• _Data section_:
# # # # # # #

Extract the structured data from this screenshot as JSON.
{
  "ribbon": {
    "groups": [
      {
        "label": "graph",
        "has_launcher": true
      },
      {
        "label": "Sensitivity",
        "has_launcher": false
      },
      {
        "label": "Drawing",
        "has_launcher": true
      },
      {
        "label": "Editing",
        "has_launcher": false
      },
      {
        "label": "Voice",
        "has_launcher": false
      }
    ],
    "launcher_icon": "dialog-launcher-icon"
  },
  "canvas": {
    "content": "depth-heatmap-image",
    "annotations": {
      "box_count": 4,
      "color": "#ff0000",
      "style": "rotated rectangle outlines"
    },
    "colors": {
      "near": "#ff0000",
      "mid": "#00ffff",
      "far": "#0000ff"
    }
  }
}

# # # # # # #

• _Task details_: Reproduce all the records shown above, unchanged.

• _Solution for this task_:
Extract the structured data from this screenshot as JSON.
{
  "ribbon": {
    "groups": [
      {
        "label": "graph",
        "has_launcher": true
      },
      {
        "label": "Sensitivity",
        "has_launcher": false
      },
      {
        "label": "Drawing",
        "has_launcher": true
      },
      {
        "label": "Editing",
        "has_launcher": false
      },
      {
        "label": "Voice",
        "has_launcher": false
      }
    ],
    "launcher_icon": "dialog-launcher-icon"
  },
  "canvas": {
    "content": "depth-heatmap-image",
    "annotations": {
      "box_count": 4,
      "color": "#ff0000",
      "style": "rotated rectangle outlines"
    },
    "colors": {
      "near": "#ff0000",
      "mid": "#00ffff",
      "far": "#0000ff"
    }
  }
}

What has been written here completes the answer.